> **Required work**
Look through the entries and report how many lines include the word "title". Give the number alone.

> **Data to use**
##############################
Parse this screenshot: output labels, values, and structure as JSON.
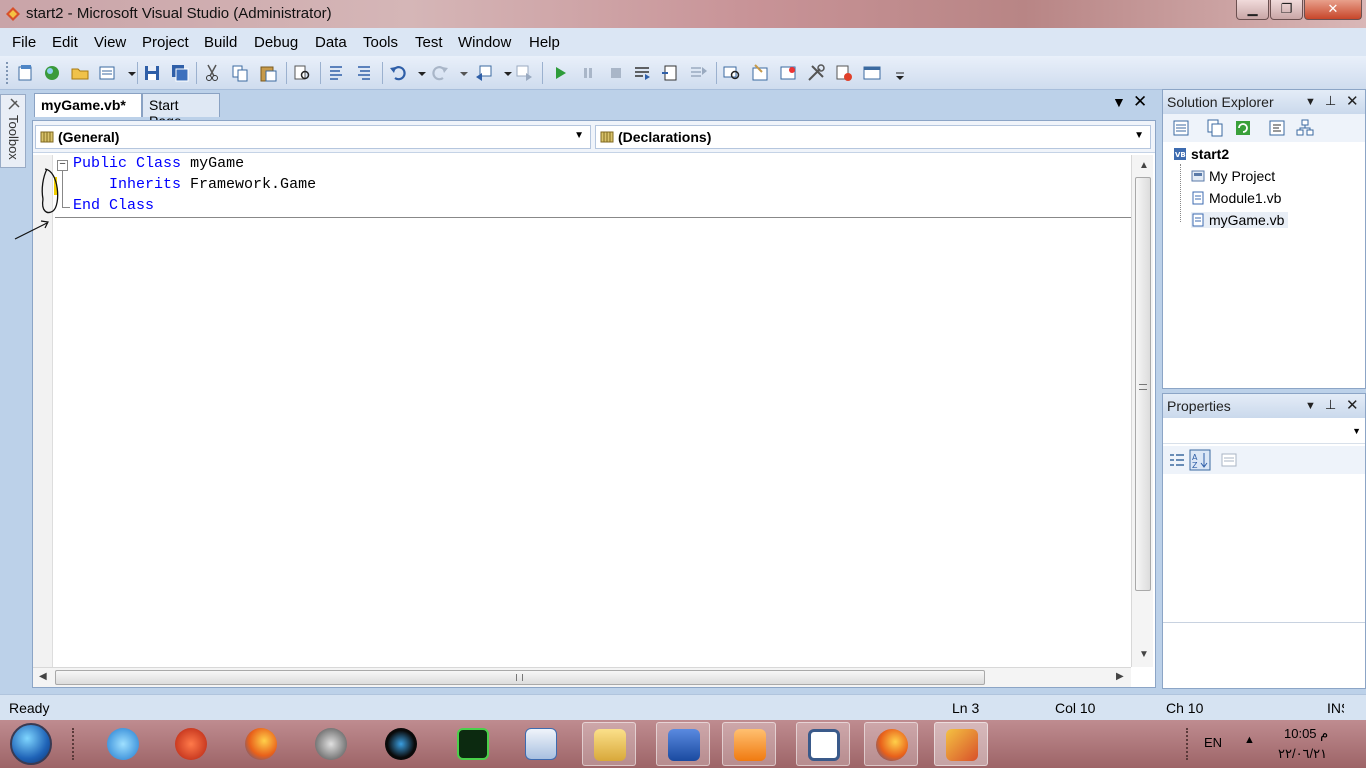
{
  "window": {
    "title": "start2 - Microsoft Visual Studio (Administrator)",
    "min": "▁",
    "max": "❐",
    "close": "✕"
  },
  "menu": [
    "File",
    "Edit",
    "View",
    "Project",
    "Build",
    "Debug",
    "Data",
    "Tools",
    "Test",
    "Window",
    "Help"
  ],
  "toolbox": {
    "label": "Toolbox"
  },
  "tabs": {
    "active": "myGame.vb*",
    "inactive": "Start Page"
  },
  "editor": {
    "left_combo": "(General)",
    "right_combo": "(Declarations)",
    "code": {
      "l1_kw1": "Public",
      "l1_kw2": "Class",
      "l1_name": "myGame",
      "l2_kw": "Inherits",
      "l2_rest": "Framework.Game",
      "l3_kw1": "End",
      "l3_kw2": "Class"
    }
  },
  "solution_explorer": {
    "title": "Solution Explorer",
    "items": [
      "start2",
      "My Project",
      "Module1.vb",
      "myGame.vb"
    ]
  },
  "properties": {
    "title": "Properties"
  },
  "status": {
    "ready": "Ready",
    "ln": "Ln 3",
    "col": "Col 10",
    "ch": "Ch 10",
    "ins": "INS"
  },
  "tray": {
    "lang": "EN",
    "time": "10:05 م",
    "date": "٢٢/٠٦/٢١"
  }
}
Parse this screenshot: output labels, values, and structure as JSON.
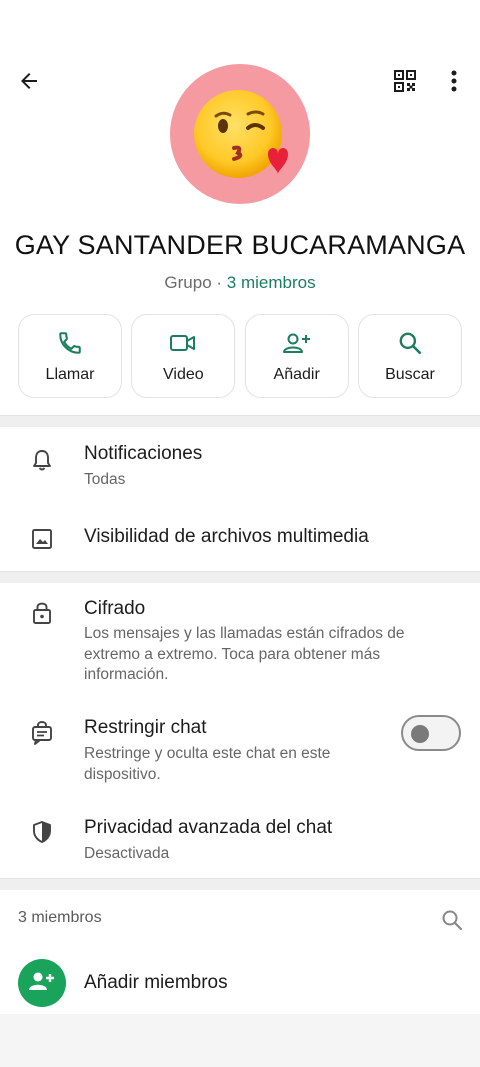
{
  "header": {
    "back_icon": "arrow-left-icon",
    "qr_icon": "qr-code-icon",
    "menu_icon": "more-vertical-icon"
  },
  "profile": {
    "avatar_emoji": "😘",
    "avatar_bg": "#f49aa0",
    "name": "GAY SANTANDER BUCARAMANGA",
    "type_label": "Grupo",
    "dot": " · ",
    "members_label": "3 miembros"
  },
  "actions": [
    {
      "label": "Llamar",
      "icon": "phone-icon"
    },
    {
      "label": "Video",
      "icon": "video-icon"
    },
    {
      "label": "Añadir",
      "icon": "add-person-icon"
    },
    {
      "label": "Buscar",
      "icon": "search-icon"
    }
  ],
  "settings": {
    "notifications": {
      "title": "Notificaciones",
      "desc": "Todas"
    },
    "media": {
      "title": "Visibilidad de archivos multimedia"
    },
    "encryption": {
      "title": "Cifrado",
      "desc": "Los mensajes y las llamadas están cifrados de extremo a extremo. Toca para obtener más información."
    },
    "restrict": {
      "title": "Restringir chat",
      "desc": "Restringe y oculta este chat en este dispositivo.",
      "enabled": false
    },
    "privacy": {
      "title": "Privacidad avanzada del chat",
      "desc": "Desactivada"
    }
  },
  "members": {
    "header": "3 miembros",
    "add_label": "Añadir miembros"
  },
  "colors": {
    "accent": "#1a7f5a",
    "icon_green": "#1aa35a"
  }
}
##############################
> **Expected output**
8